Please copy out all the data. Every detail stays the same.

The records below:

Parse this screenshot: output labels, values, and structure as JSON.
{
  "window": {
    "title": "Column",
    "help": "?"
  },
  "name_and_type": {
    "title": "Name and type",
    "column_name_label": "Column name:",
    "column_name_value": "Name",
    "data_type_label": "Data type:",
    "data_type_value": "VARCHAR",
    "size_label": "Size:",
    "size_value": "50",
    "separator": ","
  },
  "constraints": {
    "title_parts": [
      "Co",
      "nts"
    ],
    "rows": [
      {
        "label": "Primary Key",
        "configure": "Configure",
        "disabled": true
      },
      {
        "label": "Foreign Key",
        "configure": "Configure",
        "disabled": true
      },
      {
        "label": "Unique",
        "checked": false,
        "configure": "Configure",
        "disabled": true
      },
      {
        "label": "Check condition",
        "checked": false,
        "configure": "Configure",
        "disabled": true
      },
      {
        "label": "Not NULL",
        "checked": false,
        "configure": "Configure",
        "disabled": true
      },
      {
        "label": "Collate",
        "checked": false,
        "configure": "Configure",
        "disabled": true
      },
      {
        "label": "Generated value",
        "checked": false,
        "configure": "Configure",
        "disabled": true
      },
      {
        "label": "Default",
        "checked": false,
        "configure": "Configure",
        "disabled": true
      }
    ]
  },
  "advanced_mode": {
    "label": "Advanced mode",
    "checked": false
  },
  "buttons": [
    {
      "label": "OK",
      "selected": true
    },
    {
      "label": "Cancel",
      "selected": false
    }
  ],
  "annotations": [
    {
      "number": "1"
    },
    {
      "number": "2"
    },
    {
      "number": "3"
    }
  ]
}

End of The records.

# Output for this exercise
Parse this screenshot: output labels, values, and structure as JSON.
{
  "window": {
    "title": "Column",
    "help": "?"
  },
  "name_and_type": {
    "title": "Name and type",
    "column_name_label": "Column name:",
    "column_name_value": "Name",
    "data_type_label": "Data type:",
    "data_type_value": "VARCHAR",
    "size_label": "Size:",
    "size_value": "50",
    "separator": ","
  },
  "constraints": {
    "title_parts": [
      "Co",
      "nts"
    ],
    "rows": [
      {
        "label": "Primary Key",
        "configure": "Configure",
        "disabled": true
      },
      {
        "label": "Foreign Key",
        "configure": "Configure",
        "disabled": true
      },
      {
        "label": "Unique",
        "checked": false,
        "configure": "Configure",
        "disabled": true
      },
      {
        "label": "Check condition",
        "checked": false,
        "configure": "Configure",
        "disabled": true
      },
      {
        "label": "Not NULL",
        "checked": false,
        "configure": "Configure",
        "disabled": true
      },
      {
        "label": "Collate",
        "checked": false,
        "configure": "Configure",
        "disabled": true
      },
      {
        "label": "Generated value",
        "checked": false,
        "configure": "Configure",
        "disabled": true
      },
      {
        "label": "Default",
        "checked": false,
        "configure": "Configure",
        "disabled": true
      }
    ]
  },
  "advanced_mode": {
    "label": "Advanced mode",
    "checked": false
  },
  "buttons": [
    {
      "label": "OK",
      "selected": true
    },
    {
      "label": "Cancel",
      "selected": false
    }
  ],
  "annotations": [
    {
      "number": "1"
    },
    {
      "number": "2"
    },
    {
      "number": "3"
    }
  ]
}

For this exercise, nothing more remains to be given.